• TASK PROMPT: Sort through the data and copy the lines holding the word "screenshot".

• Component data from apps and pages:

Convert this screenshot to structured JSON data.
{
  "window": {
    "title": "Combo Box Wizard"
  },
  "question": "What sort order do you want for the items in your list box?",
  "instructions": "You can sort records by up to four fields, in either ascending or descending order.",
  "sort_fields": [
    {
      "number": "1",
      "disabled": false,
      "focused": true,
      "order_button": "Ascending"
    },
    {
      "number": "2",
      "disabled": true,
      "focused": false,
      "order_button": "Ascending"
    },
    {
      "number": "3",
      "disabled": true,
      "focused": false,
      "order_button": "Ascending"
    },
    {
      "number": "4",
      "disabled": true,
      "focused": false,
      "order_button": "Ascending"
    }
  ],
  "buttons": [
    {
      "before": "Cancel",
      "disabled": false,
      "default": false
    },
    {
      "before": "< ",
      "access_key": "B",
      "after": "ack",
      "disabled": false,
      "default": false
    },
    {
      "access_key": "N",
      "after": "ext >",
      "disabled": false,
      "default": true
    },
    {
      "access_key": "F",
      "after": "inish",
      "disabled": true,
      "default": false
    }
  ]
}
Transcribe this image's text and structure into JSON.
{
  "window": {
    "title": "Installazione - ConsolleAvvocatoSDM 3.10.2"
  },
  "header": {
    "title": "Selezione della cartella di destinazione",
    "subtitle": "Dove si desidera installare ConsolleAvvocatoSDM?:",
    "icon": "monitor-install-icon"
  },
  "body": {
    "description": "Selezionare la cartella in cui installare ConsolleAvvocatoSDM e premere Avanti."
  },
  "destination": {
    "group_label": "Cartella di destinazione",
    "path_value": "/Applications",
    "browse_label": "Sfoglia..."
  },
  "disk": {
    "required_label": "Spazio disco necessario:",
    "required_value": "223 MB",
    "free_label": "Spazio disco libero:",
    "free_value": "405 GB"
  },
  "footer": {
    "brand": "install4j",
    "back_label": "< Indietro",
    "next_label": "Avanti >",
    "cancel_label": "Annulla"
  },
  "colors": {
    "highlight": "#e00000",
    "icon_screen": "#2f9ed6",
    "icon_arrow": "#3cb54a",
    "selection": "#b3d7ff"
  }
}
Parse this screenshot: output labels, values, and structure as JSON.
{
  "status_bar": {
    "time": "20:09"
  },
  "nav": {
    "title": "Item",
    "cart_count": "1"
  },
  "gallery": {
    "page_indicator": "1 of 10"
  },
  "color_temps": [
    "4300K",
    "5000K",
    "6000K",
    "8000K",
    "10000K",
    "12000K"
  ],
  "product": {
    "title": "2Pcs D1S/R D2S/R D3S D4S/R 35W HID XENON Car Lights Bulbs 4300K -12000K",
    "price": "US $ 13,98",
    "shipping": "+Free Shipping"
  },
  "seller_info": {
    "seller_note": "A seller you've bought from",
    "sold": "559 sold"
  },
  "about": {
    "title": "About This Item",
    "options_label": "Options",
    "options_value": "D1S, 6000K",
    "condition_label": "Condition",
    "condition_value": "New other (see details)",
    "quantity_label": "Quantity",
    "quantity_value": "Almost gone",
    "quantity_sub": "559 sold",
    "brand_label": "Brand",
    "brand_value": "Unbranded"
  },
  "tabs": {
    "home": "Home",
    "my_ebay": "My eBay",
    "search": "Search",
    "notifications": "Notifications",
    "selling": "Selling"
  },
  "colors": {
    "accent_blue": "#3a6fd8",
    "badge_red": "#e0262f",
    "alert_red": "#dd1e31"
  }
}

• SOLUTION FOR THIS TASK:
Convert this screenshot to structured JSON data.
Parse this screenshot: output labels, values, and structure as JSON.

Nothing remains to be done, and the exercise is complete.